“Horses are mostly allergic to proteins, so that’s what you look for: protein spores,” said Worth. “When you look in the diet, you zero in on the protein first. Your fats usually help keep the immune systems from firing.”
“There are certain horses that you can use fully pelleted feeds and take them off hay altogether,” added Furr. “There are some hypoallergenic feeds that have all the hay pressed into the grain. Dengi, for example, is cleaned and steamed and chopped short.”
In general, when a horse is diagnosed with an allergy, your vet will probably have you start them on corticosteroids to help slow down the immune systems reactivity. This sort of drug therapy can be short or long term depending on the severity of the allergy, but it’s not a cure.
“There can be problems associated with the steroids, but it varies with the type with how long they’re on it, and the dose,” said Furr. “The more powerful the steroid, the less you want to be on it. We want to use steroids that aren’t dangerously potent and can be safely managed on them, but that are effective. Laminitis is the big concern with corticosteroids.”
Horse owners have another option with allergy shots, but they aren’t used very often as they are expensive and a management issue.
“Most of our allergy problems are respiratory associated, and the allergy shots don’t seem to be as affective in managing the respiratory problems,” said Furr. “Sometimes it works OK, sometimes it doesn’t work at all. It’s hard to justify it too much.”
One of the best solutions to allergy issues is a simple addition to your feed program: Omega 3 fatty acids.
In the past, flax was identified as an excellent source of Omega 3 fatty acids to decrease inflammation and help regulate the immune system. But in recent research, marine-based Omega 3 fatty acids
The Orange Effect
Vitamin C can help boost the immune system and provide allergy relief, as well.
“One of the great, inexpensive, successful regulators of the immune system is vitamin C,” said Harman. “The key with allergies is that the immune system has kind of gone haywire, so it’s overreacting to proteins or things in the environment that the normal horse would not. Vitamin C can help balance the immune system.”

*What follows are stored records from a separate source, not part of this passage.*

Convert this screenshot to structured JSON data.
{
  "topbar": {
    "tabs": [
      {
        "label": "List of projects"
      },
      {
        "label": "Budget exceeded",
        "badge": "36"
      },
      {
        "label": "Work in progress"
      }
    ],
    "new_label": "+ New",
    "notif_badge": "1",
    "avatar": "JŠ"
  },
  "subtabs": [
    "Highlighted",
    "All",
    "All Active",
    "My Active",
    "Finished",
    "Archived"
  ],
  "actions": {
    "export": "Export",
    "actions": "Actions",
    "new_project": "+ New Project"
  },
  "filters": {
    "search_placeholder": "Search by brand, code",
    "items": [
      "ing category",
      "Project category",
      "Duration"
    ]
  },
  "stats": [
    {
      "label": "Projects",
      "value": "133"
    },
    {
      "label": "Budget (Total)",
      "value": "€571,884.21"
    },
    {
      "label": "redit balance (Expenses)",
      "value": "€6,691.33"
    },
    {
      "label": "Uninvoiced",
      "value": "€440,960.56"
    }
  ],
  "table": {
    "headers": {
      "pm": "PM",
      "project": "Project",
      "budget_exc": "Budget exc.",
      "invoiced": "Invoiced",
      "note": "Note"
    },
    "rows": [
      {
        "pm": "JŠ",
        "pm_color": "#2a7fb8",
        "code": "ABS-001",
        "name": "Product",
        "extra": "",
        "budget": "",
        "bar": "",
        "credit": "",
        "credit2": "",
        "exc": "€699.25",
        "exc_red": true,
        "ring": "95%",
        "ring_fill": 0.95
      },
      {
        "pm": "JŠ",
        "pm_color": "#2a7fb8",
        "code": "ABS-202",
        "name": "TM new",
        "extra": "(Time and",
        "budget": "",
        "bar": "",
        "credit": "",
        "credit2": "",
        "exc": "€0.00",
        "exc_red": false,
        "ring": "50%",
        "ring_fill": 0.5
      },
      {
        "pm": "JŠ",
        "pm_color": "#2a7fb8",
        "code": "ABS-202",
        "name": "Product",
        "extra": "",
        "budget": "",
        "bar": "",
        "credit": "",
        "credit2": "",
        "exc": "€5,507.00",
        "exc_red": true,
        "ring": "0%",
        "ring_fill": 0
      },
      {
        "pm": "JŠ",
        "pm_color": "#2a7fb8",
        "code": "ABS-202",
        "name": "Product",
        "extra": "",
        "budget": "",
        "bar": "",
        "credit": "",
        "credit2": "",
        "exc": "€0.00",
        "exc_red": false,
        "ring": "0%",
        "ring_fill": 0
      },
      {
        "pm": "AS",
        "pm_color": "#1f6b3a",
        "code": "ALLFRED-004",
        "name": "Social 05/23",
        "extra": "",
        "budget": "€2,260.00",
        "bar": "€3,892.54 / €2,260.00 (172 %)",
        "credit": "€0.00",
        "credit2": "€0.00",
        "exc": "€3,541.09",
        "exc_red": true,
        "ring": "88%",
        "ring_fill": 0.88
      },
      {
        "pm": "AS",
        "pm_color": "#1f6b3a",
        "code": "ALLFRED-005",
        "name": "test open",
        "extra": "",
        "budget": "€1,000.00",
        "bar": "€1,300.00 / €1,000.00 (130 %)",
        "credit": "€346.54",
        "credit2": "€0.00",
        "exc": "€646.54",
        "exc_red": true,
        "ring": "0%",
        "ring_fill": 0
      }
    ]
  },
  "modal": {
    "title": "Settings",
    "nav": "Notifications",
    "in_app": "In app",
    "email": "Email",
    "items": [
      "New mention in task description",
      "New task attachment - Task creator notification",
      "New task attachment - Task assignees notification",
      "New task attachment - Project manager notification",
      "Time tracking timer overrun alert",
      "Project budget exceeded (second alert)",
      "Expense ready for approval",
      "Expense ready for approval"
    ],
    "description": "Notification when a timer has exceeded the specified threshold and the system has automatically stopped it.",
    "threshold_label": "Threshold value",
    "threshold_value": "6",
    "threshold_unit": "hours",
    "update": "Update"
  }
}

Harman said that vitamin C is “so safe you can’t overdo it,” but that adding 3-5 grams to their diet is a smart addition to allergy prone horses. It’s important, however, to purchase pure forms of vitamin C, like ascorbic acid, as the filler used in buffered vitamin C could be allergenic as well.
Harman said homeopathic or natural therapies are often helpful with allergies, but people shouldn’t try these remedies without advice from a knowledgeable homeopathic veterinarian.
“There’s a million things out there that can be fed to help stabilize the immune system,” said Harman. “Allergies can be one of the most difficult things to treat. If you just open a book and try to throw a remedy at a horse, you may confuse his body even more. In western medicine we tend to run out of choices, so if they aren’t working we don’t have anywhere to go. The nice thing with the natural medicine, for things like allergies, is that we have a huge toolbox. If one thing isn’t working, there are many other choices.”